Read Paul’s assessment of both those declared righteous by God and those who are self-righteous.

Therefore you have no excuse, O man, every one of you who judges. For in passing judgment on another you condemn yourself, because you, the judge, practice the very same things. We know that the judgment of God rightly falls on those who practice such things. Do you suppose, O man – you who judge those who practice such things and yet do them yourself – that you will escape the judgment of God? Or do you presume on the riches of his kindness and forbearance and patience, not knowing that God’s kindness is meant to lead you to repentance? But because of your hard and impenitent heart you are storing up wrath for yourself on the day of wrath when God’s righteous judgment will be revealed. He will render to each one according to his works: to those who by patience in well-doing seek for glory and honor and immortality, he will give eternal life; but for those who are self-seeking and do not obey the truth, but obey unrighteousness, there will be wrath and fury. There will be tribulation and distress for every human being who does evil, the Jew first and also the Greek, but glory and honor and peace for everyone who does good, the Jew first and also the Greek. For God shows no partiality. [Romans 2:1-11 ESV]

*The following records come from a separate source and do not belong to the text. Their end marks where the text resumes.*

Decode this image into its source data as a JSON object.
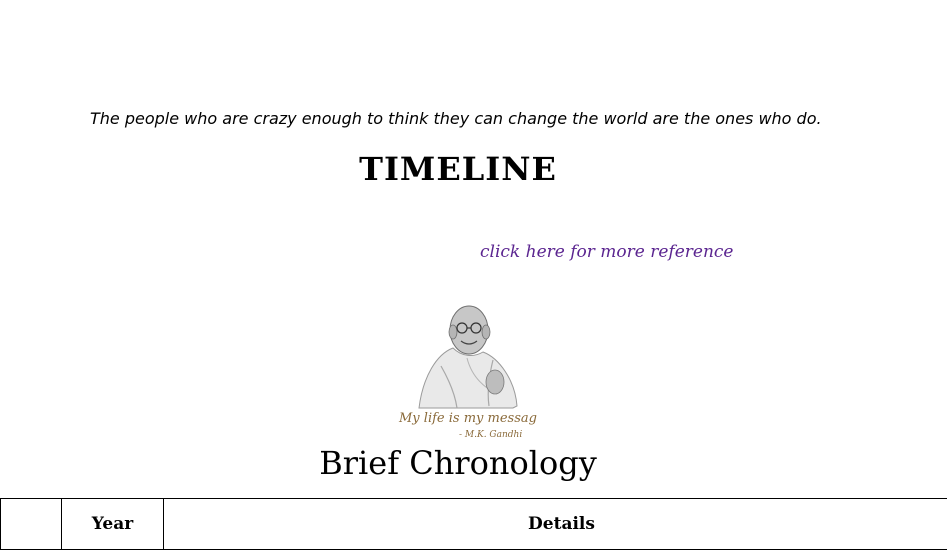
{
  "quote": {
    "text": "The people who are crazy enough to think they can change the world are the ones who do."
  },
  "heading": {
    "title": "TIMELINE"
  },
  "reference": {
    "link_text": "click here for more reference"
  },
  "portrait": {
    "caption_line1": "My life is my message.",
    "caption_line2": "- M.K. Gandhi"
  },
  "chronology": {
    "title": "Brief Chronology"
  },
  "table": {
    "headers": [
      "",
      "Year",
      "Details"
    ]
  },
  "colors": {
    "link": "#5b2590",
    "caption": "#8a6a3a"
  }
}
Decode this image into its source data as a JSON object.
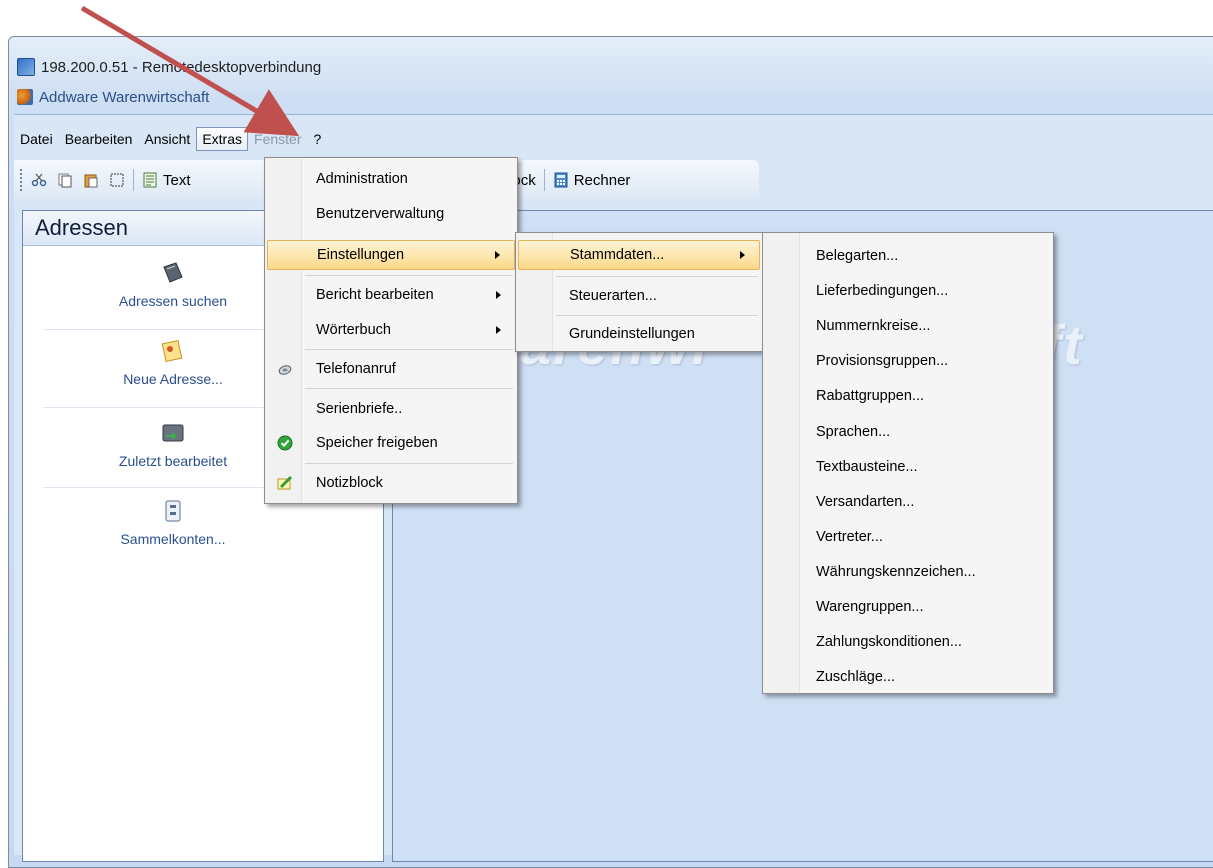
{
  "window": {
    "rdp_title": "198.200.0.51 - Remotedesktopverbindung",
    "app_title": "Addware Warenwirtschaft"
  },
  "menubar": [
    {
      "label": "Datei",
      "state": "normal"
    },
    {
      "label": "Bearbeiten",
      "state": "normal"
    },
    {
      "label": "Ansicht",
      "state": "normal"
    },
    {
      "label": "Extras",
      "state": "active"
    },
    {
      "label": "Fenster",
      "state": "disabled"
    },
    {
      "label": "?",
      "state": "normal"
    }
  ],
  "toolbar": {
    "text_label": "Text",
    "notizblock_label": "Notizblock",
    "rechner_label": "Rechner"
  },
  "panel": {
    "title": "Adressen",
    "items": [
      {
        "label": "Adressen suchen",
        "icon": "address-book-icon"
      },
      {
        "label": "Neue Adresse...",
        "icon": "new-address-icon"
      },
      {
        "label": "Zuletzt bearbeitet",
        "icon": "recent-edited-icon"
      },
      {
        "label": "Sammelkonten...",
        "icon": "collective-accounts-icon"
      }
    ]
  },
  "watermark": "arenwi",
  "watermark_right": "aft",
  "extras_menu": [
    {
      "label": "Administration"
    },
    {
      "label": "Benutzerverwaltung"
    },
    {
      "label": "Einstellungen",
      "submenu": true,
      "highlighted": true
    },
    {
      "label": "Bericht bearbeiten",
      "submenu": true
    },
    {
      "label": "Wörterbuch",
      "submenu": true
    },
    {
      "label": "Telefonanruf",
      "icon": "phone-icon"
    },
    {
      "label": "Serienbriefe.."
    },
    {
      "label": "Speicher freigeben",
      "icon": "green-check-icon"
    },
    {
      "label": "Notizblock",
      "icon": "notepad-icon"
    }
  ],
  "einstellungen_menu": [
    {
      "label": "Stammdaten...",
      "submenu": true,
      "highlighted": true
    },
    {
      "label": "Steuerarten..."
    },
    {
      "label": "Grundeinstellungen"
    }
  ],
  "stammdaten_menu": [
    "Belegarten...",
    "Lieferbedingungen...",
    "Nummernkreise...",
    "Provisionsgruppen...",
    "Rabattgruppen...",
    "Sprachen...",
    "Textbausteine...",
    "Versandarten...",
    "Vertreter...",
    "Währungskennzeichen...",
    "Warengruppen...",
    "Zahlungskonditionen...",
    "Zuschläge..."
  ],
  "colors": {
    "highlight": "#fbd88a",
    "annotation_arrow": "#c0504d",
    "link_text": "#2a4f8f"
  }
}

Jesus has told us unrighteous anger brings judgment equating it to murder. Unjustly taking another’s life is an offense against God who created that person in His image. He created both the murdered and the murderer in His image and as Creator has the eternal right to judge according to the standards found within Himself. We usurp His authority when we judge another using our own standards and not His. Jesus condemns denigrating comments and thoughts which are not true that we hold against another, which place us over them and which make us the ultimate judge and not God.

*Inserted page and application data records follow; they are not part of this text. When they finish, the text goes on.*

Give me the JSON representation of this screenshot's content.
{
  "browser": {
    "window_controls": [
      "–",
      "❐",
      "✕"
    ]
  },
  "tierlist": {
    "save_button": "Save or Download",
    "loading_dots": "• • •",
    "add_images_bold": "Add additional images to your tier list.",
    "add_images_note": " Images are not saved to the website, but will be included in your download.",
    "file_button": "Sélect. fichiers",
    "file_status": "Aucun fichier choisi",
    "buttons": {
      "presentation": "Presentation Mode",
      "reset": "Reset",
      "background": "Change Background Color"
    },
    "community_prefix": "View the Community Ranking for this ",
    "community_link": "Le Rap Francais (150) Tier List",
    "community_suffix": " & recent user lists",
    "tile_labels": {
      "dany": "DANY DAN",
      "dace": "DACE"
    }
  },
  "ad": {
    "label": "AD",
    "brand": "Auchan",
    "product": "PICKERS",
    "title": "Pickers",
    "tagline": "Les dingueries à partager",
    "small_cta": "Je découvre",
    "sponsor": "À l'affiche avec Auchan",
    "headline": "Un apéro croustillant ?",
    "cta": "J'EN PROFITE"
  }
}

We do not have the right to insult anyone. An insult is defined as “the act of leaping upon” in order to abuse, to treat another with contempt in order to triumph over them. It connotes raising oneself up, over or above, by lower another. Jesus uses the word raca, which means “empty one” and “worthless.” It is a word borrowed from the Chaldean, maybe left over from the exile and may have been considered a curse. Raca carries the idea the person has no value intellectually and thus no ability to add to society. In fact, the person insulted is considered a drain, taking away from society as a whole.

Jesus’ remarks not only encompass unjustified judgment of a person’s intellectual abilities and value to society but their moral character. When anyone judges the moral character of a person based upon sinful, arbitrary standards, they are pronouncing sentence without having the authority to execute sentence. They have tried to wrench away from God something which is only His prerogative. Declaring someone a “fool” is a moral judgment based upon the evidence of their lives as measured by the arbitrary standards of the individual. Worse is listening and believing the judgments pronounced by another without having actually witnessed the evidence of the life judged. Such a far reaching pronouncement of a sentence endangers the eternal place of the person judging before the God, the Judge. “Whoever says, ‘You fool’’ will be liable to the hell of fire” [Matthew 5:22 ESV].

Does any of this mean we are to not judge? We are given the Holy Spirit who “will guide you into all the truth, for he will not speak on his own authority, but whatever he hears he will speak, and he will declare to you the things that are to come” [John 16:13 ESV]. We are commanded to focus our attention on Christ and the promptings of the Holy Spirit every moment of our lives. We need constant awareness of what we are thinking, how we are feeling, the words we speak and our actions, allowing God to continue to change us into the likeness of His Son, as He prepares us for eternity. We are still His witnesses before this world.